There are many other forecasts that managers ask for in order to try and anticipate what the future might hold so they can prepare contingency plans in case of unforeseen events. Examples of unforeseen events that may well affect future outcomes are the arrival of a new competitor, a change in the overall economic outlook which could affect costs and/or revenues either positively or negatively, or even the arrival of a new company in another line of business that could raise prevailing wage rates in your region.

So, what managers like to do is to develop forecasts of sales, costs, cash, profits, interest rates and the like using different assumptions which, of course, result in different outcomes, some good and some bad. Another word for such forecasts is scenarios. For example, let us assume that a forecast of the income statement for a business at the end of the year assumes that sales will grow by 8 per cent over the previous year and costs will grow by 6 per cent. A manager might ask for an alternative scenario where sales increase by 12 per cent and costs increase by 9 per cent and another scenario where sales decrease by 3 per cent and costs increase by 1 per cent.

The Wall Street Journal had a story recently on how businesses use scenarios for planning purposes. Quoting from it: “Each spring, executives at JDS Uniphase Corp. plan for three potential sales scenarios for the coming fiscal year, which begins in July. Last year, rattled by financial-market turmoil, they included an extremely pessimistic sales outlook and outlined potential cost cuts.

The planning proved useful when the economy stalled and customers began delaying orders later in the year. “We knew what levers to pull”, says Dave Vellequette, chief financial officer at the Milpatis, Calif., maker of fiber-optic telecommunications equipment.

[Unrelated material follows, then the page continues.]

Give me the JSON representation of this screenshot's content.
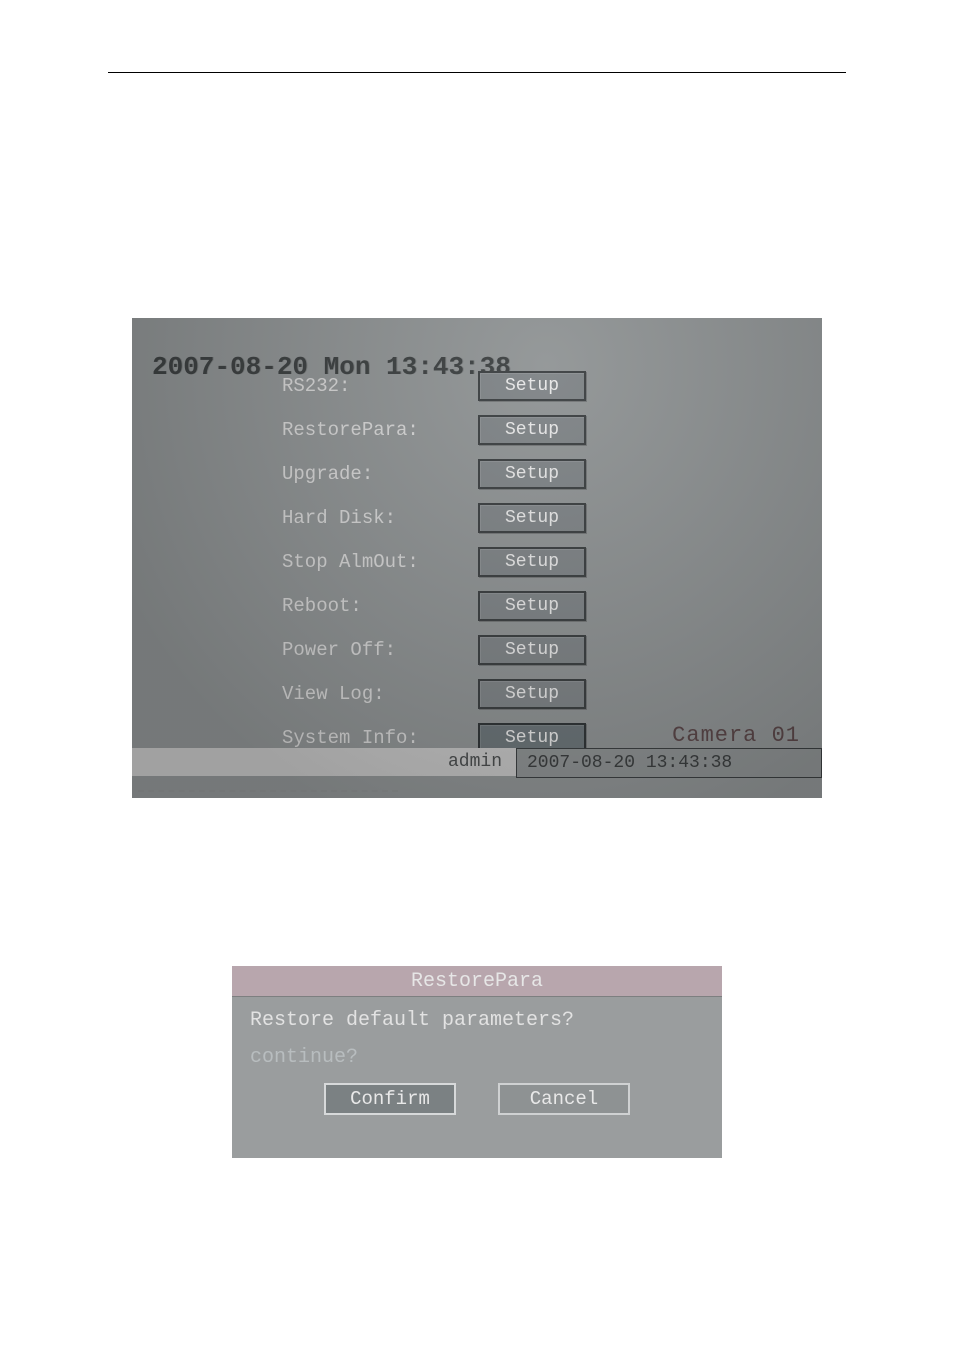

The experience highlights the value of scenario planning, or preparing responses to imagined changes in conditions. “It’s not about predicting the future”, says Peter Schwartz, a partner at Monitor Group, a Cambridge, Mass. Consulting firm. “Scenario planning is a tool for learning” and making better decisions.” (Wall Street Journal 2009).